By Jake Johnson
“If you asked me to go and live downwind [of fracking sites], I would not go,” said the lead author of the new study.
A study released Tuesday by a team of scientists from Harvard University found that airborne radiation levels downwind of U.S. fracking sites are significantly elevated compared to background levels, providing further evidence that the drilling practice poses a threat to public health as well as the climate.
Published in the journal Nature Communications, the study detected the largest increases in airborne radiation levels near drilling locations in Pennsylvania and Ohio, states with high concentrations of fracking sites.
“Our results suggest that an increase in [particle radioactivity] due to the extensive [fracking development] may cause adverse health outcomes in nearby communities,” warned the study, which found that locations within 12 miles downwind of 100 fracking sites have around 7% higher radiation levels compared to background levels.
The impact of fracking on airborne particle radioactivity “decreases gradually along with an increasing downwind distance” from oil and gas wells, the researchers noted.

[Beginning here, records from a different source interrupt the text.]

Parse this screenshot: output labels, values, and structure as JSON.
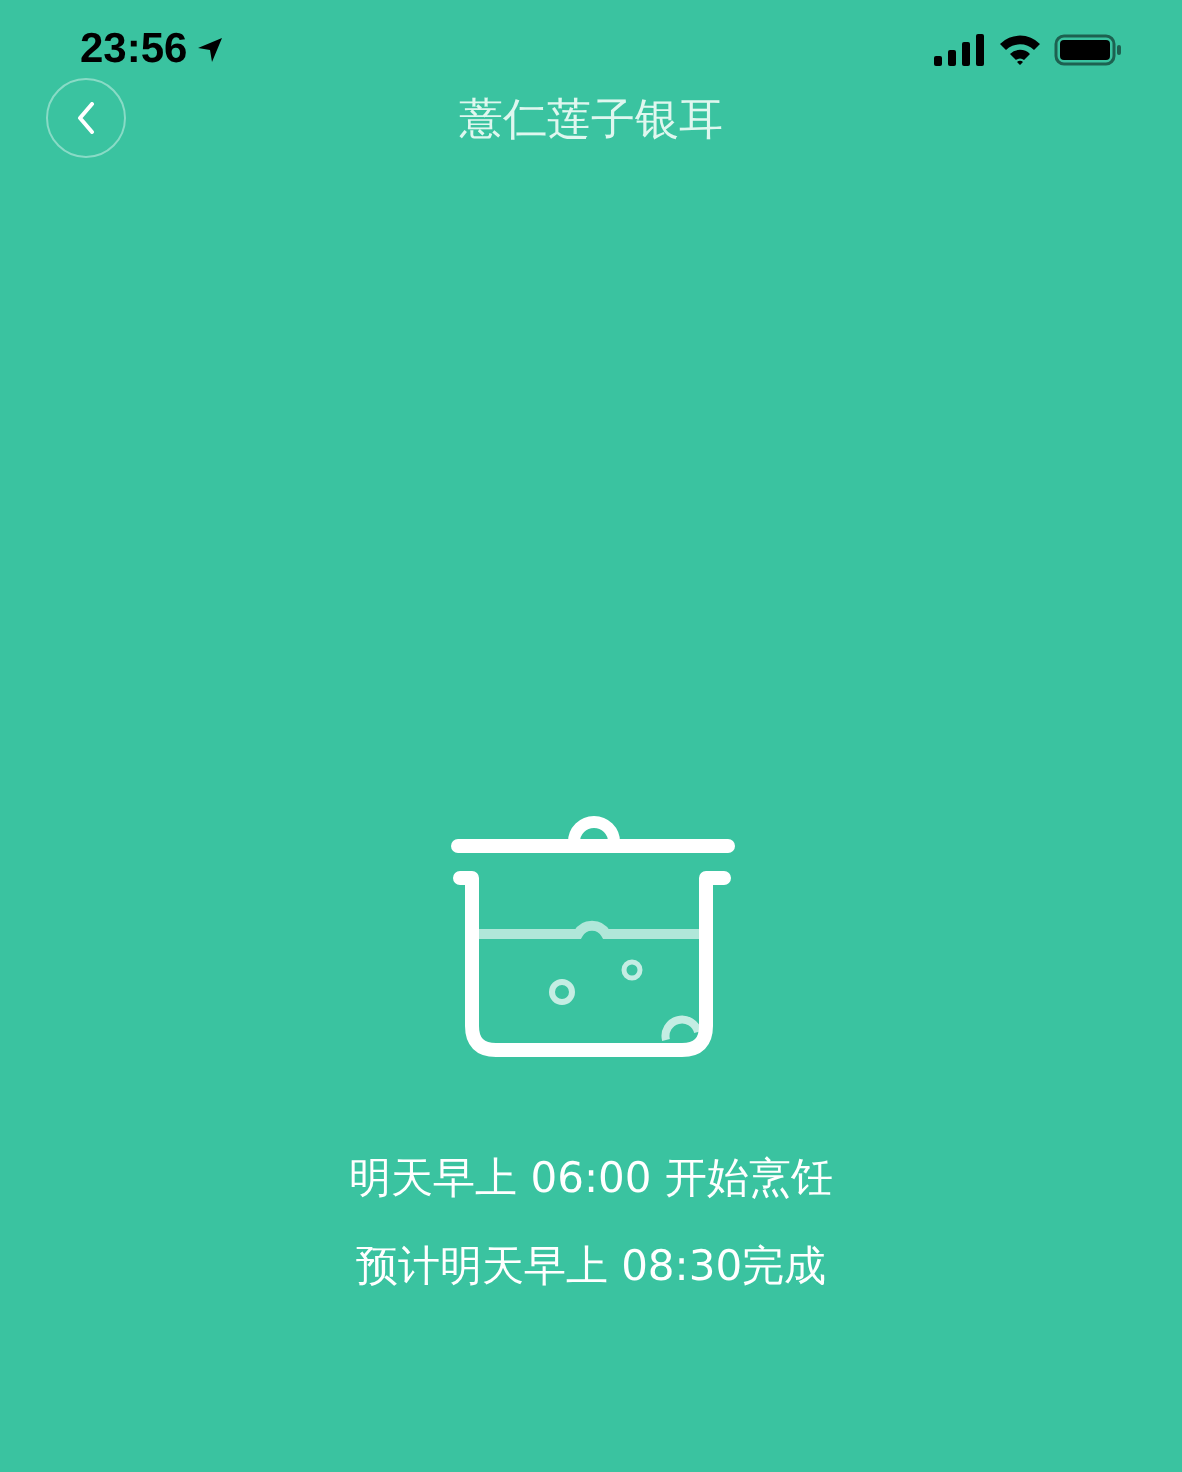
{
  "status_bar": {
    "time": "23:56"
  },
  "nav": {
    "title": "薏仁莲子银耳"
  },
  "schedule": {
    "start": "明天早上 06:00 开始烹饪",
    "finish": "预计明天早上 08:30完成"
  }
}
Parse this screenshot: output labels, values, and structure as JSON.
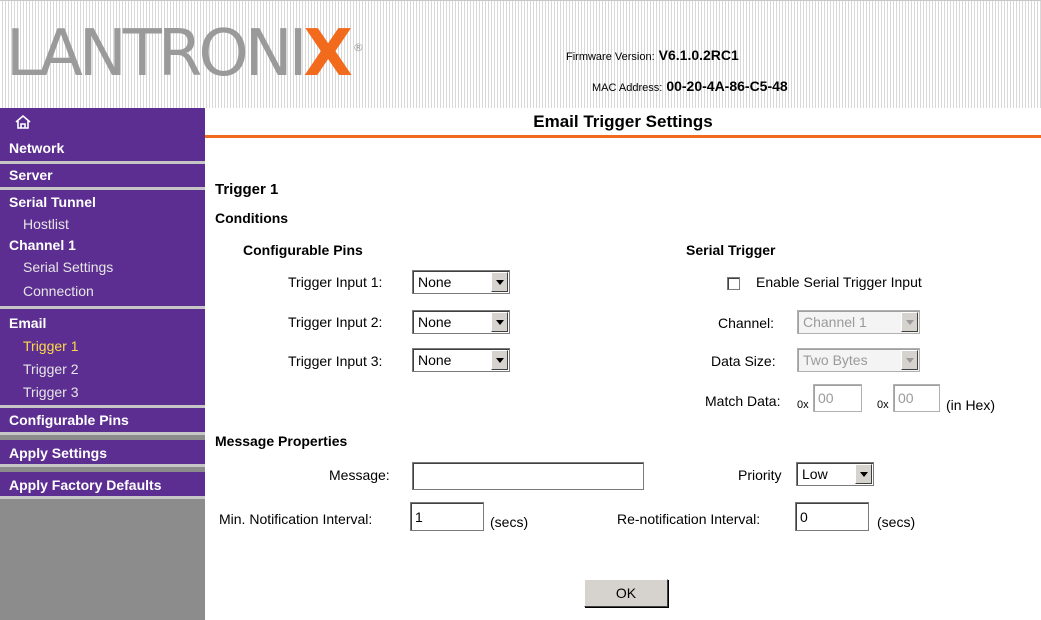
{
  "header": {
    "logo_text": "LANTRONI",
    "logo_x": "X",
    "logo_mark": "®",
    "firmware_label": "Firmware Version:",
    "firmware_value": "V6.1.0.2RC1",
    "mac_label": "MAC Address:",
    "mac_value": "00-20-4A-86-C5-48"
  },
  "colors": {
    "brand_purple": "#5c2e91",
    "brand_orange": "#f26a1b",
    "active_item": "#ffd84a"
  },
  "sidebar": {
    "home_icon": "home-icon",
    "network": "Network",
    "server": "Server",
    "serial_tunnel": "Serial Tunnel",
    "hostlist": "Hostlist",
    "channel1": "Channel 1",
    "serial_settings": "Serial Settings",
    "connection": "Connection",
    "email": "Email",
    "trigger1": "Trigger 1",
    "trigger2": "Trigger 2",
    "trigger3": "Trigger 3",
    "configurable_pins": "Configurable Pins",
    "apply_settings": "Apply Settings",
    "apply_factory_defaults": "Apply Factory Defaults"
  },
  "page": {
    "title": "Email Trigger Settings",
    "trigger_heading": "Trigger 1",
    "conditions": "Conditions",
    "configurable_pins": {
      "heading": "Configurable Pins",
      "input1_label": "Trigger Input 1:",
      "input1_value": "None",
      "input2_label": "Trigger Input 2:",
      "input2_value": "None",
      "input3_label": "Trigger Input 3:",
      "input3_value": "None"
    },
    "serial_trigger": {
      "heading": "Serial Trigger",
      "enable_label": "Enable Serial Trigger Input",
      "enabled": false,
      "channel_label": "Channel:",
      "channel_value": "Channel 1",
      "data_size_label": "Data Size:",
      "data_size_value": "Two Bytes",
      "match_label": "Match Data:",
      "prefix1": "0x",
      "match1": "00",
      "prefix2": "0x",
      "match2": "00",
      "hex_note": "(in Hex)"
    },
    "message_properties": {
      "heading": "Message Properties",
      "message_label": "Message:",
      "message_value": "",
      "priority_label": "Priority",
      "priority_value": "Low",
      "min_interval_label": "Min. Notification Interval:",
      "min_interval_value": "1",
      "min_interval_unit": "(secs)",
      "renotify_label": "Re-notification Interval:",
      "renotify_value": "0",
      "renotify_unit": "(secs)"
    },
    "ok_label": "OK"
  }
}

Petros Koutrakis, the lead author of the study, told The Guardian that “if you asked me to go and live downwind [of fracking sites], I would not go. People should not go crazy, but I think it’s a significant risk that needs to be addressed.”

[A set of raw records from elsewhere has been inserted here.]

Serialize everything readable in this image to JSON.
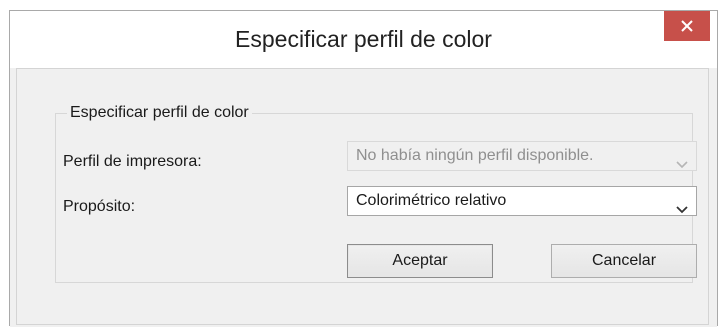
{
  "window": {
    "title": "Especificar perfil de color",
    "close_icon": "close-icon"
  },
  "group": {
    "legend": "Especificar perfil de color"
  },
  "fields": {
    "printer_profile_label": "Perfil de impresora:",
    "printer_profile_value": "No había ningún perfil disponible.",
    "purpose_label": "Propósito:",
    "purpose_value": "Colorimétrico relativo"
  },
  "buttons": {
    "accept_label": "Aceptar",
    "cancel_label": "Cancelar"
  },
  "colors": {
    "close_button_bg": "#c7504a",
    "dialog_bg": "#f0f0f0",
    "titlebar_bg": "#ffffff"
  }
}
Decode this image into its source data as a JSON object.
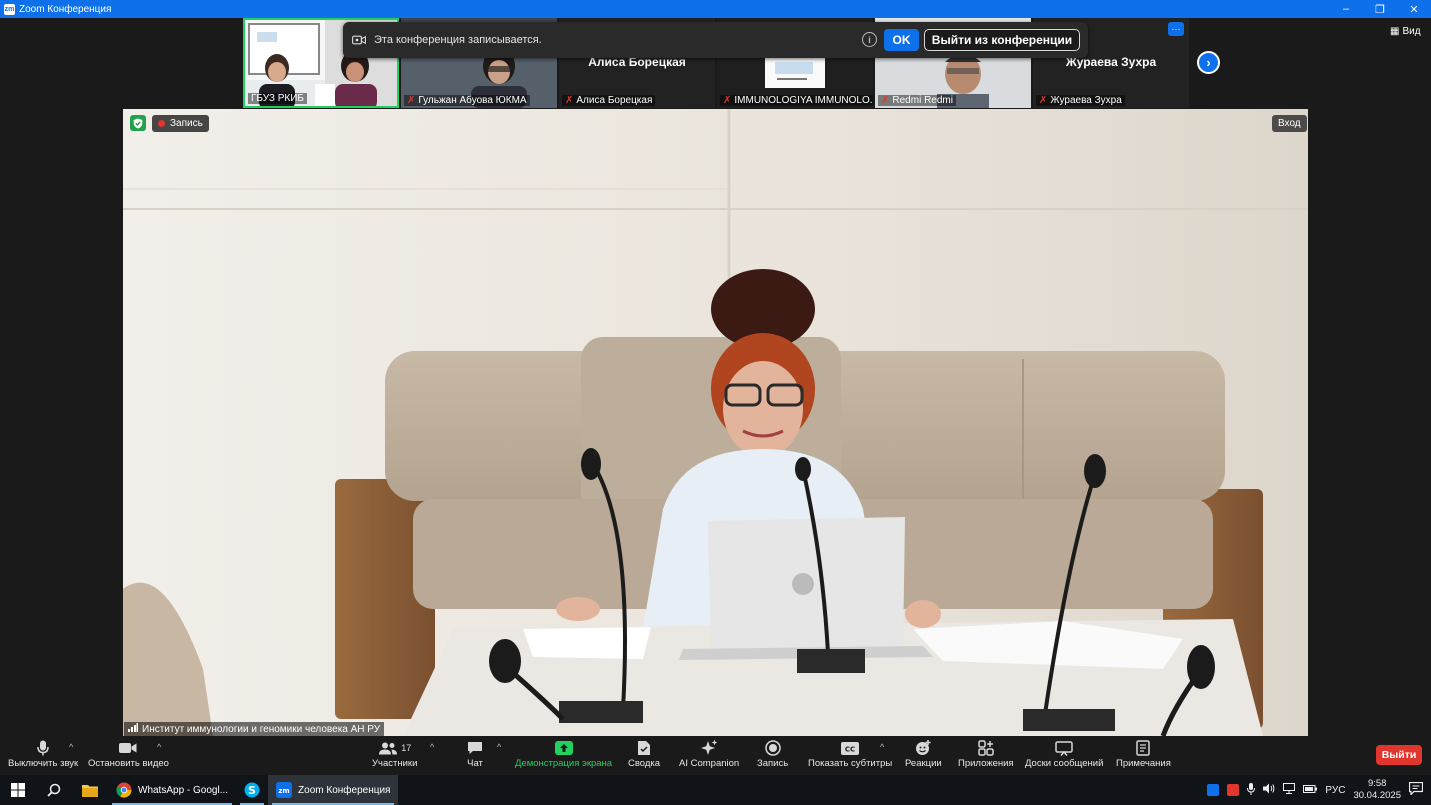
{
  "window": {
    "title": "Zoom Конференция",
    "app_icon_label": "zm",
    "minimize": "–",
    "restore": "❐",
    "close": "✕"
  },
  "notice": {
    "text": "Эта конференция записывается.",
    "info": "i",
    "ok_label": "OK",
    "leave_label": "Выйти из конференции"
  },
  "gallery": {
    "tiles": [
      {
        "name": "ГБУЗ РКИБ",
        "muted": false
      },
      {
        "name": "Гульжан Абуова ЮКМА",
        "muted": true
      },
      {
        "name": "Алиса Борецкая",
        "muted": true,
        "big_name": "Алиса Борецкая"
      },
      {
        "name": "IMMUNOLOGIYA IMMUNOLO...",
        "muted": true
      },
      {
        "name": "Redmi Redmi",
        "muted": true
      },
      {
        "name": "Жураева Зухра",
        "muted": true,
        "big_name": "Жураева Зухра"
      }
    ],
    "menu_icon": "···",
    "next_icon": "›",
    "view_label": "Вид"
  },
  "main_video": {
    "recording_label": "Запись",
    "enter_label": "Вход",
    "speaker_name": "Институт иммунологии и геномики человека АН РУ"
  },
  "toolbar": {
    "mute": "Выключить звук",
    "stop_video": "Остановить видео",
    "participants": "Участники",
    "participants_count": "17",
    "chat": "Чат",
    "share": "Демонстрация экрана",
    "summary": "Сводка",
    "ai": "AI Companion",
    "record": "Запись",
    "captions": "Показать субтитры",
    "reactions": "Реакции",
    "apps": "Приложения",
    "boards": "Доски сообщений",
    "notes": "Примечания",
    "leave": "Выйти",
    "caret": "^"
  },
  "taskbar": {
    "apps": [
      {
        "label": "WhatsApp - Googl..."
      },
      {
        "label": ""
      },
      {
        "label": "Zoom Конференция"
      }
    ],
    "lang": "РУС",
    "time": "9:58",
    "date": "30.04.2025"
  },
  "colors": {
    "zoom_blue": "#0e71eb",
    "record_red": "#e0362d",
    "share_green": "#23d160"
  }
}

The new study comes as fracking continues to figure prominently in the 2020 presidential race, with President Donald Trump openly celebrating the destructive practice and Democratic nominee Joe Biden vowing not to completely ban it if elected—a stance that has drawn the ire of environmental activists and progressive lawmakers.
“Fracking is bad, actually,” Rep. Alexandria Ocasio-Cortez (D-N.Y.) tweeted after Sen. Kamala Harris (D-Calif.), Biden’s running mate, said during last week’s vice presidential debate that a Biden administration “will not ban fracking.”

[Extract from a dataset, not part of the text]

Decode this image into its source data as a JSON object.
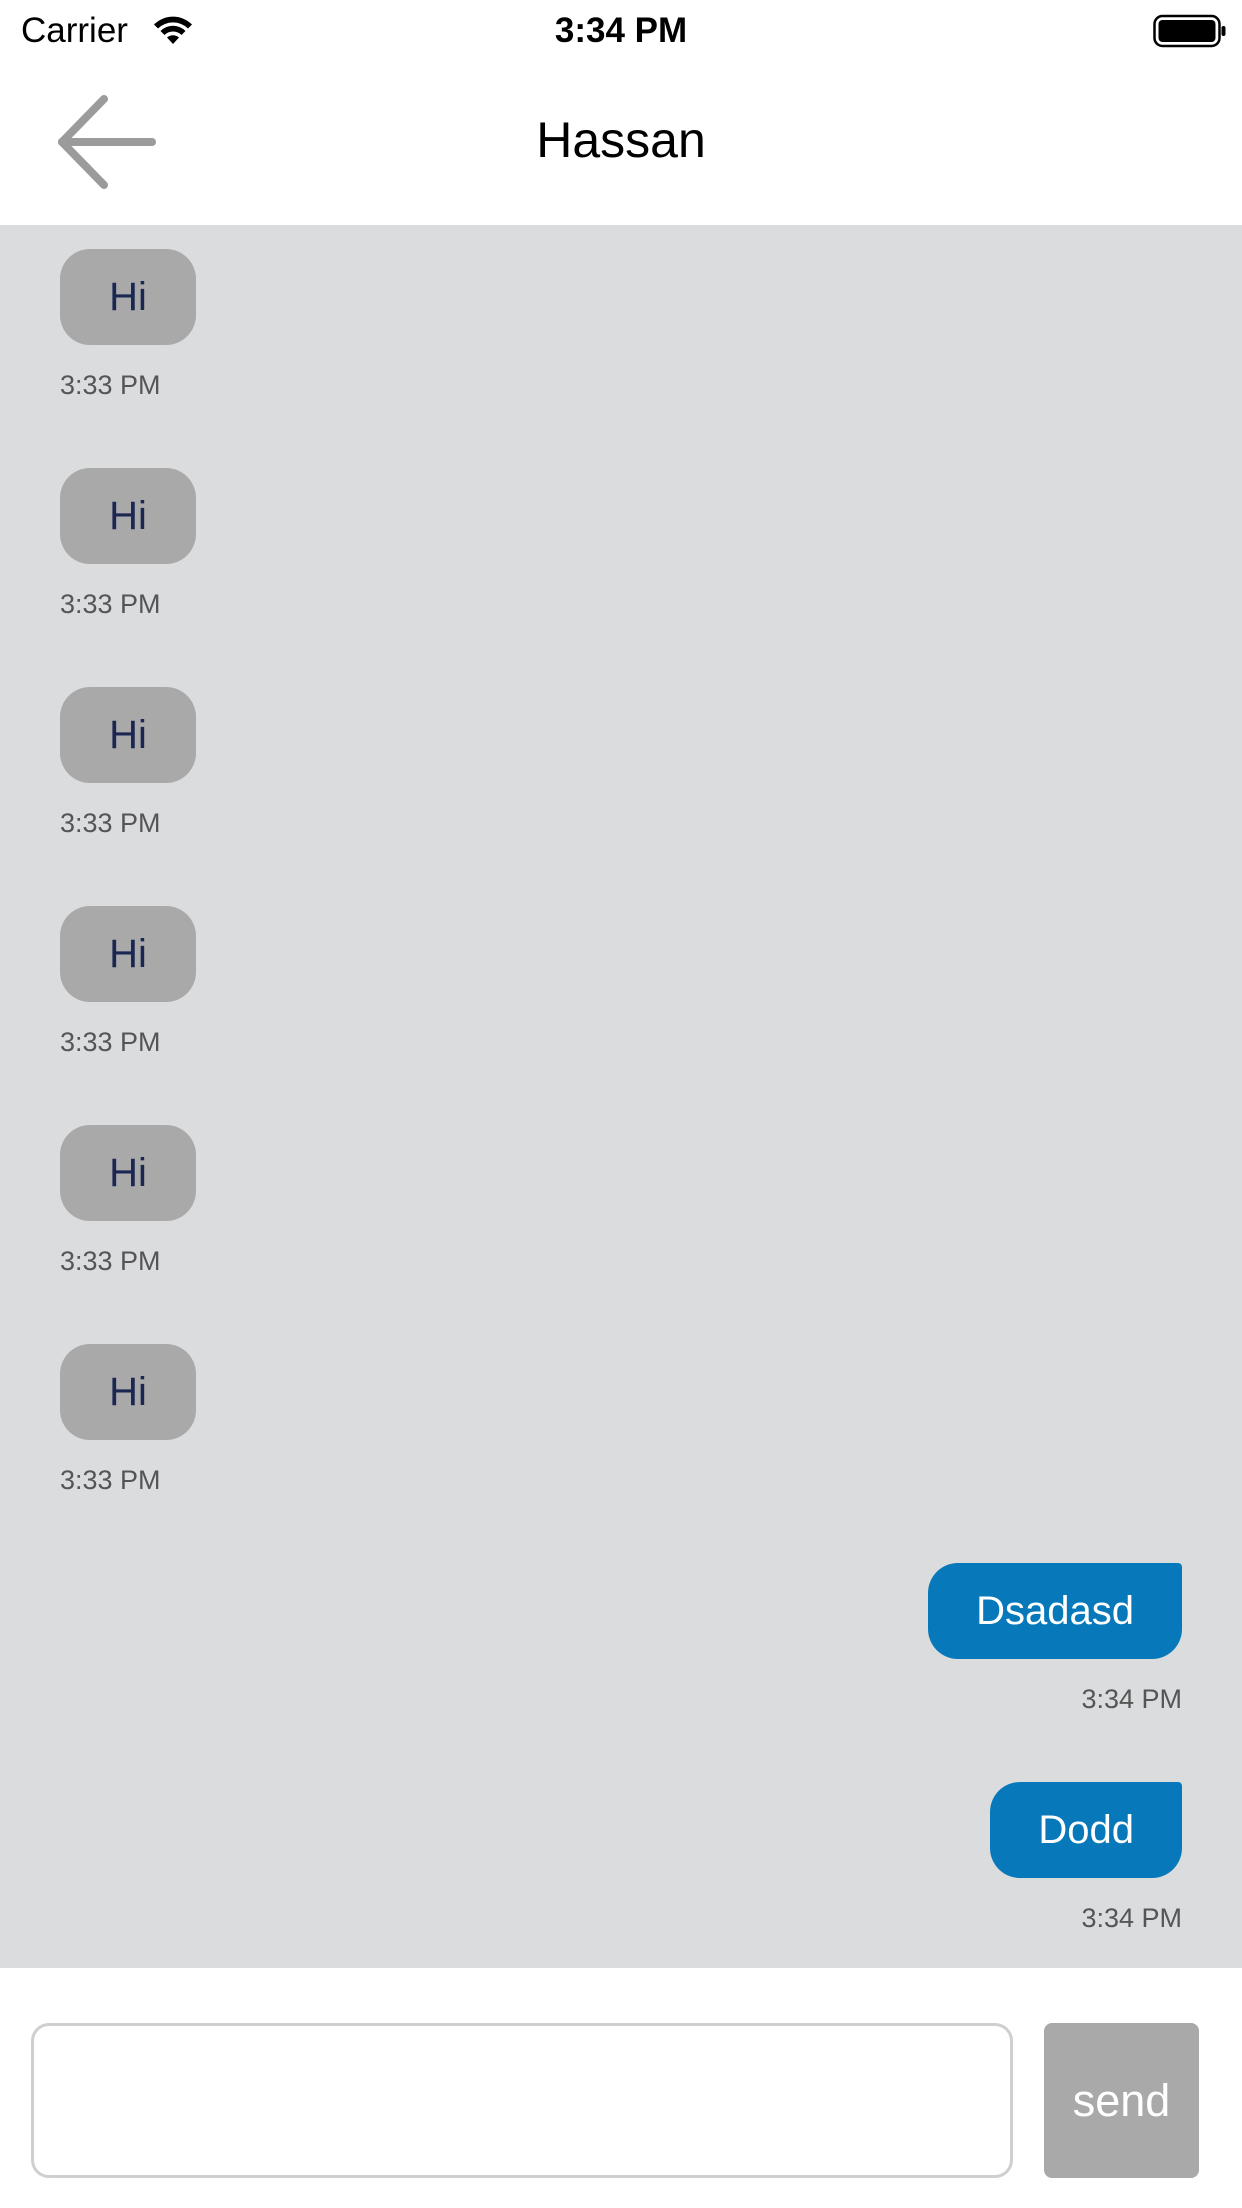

Editor’s note: This article was originally published on Common Dreams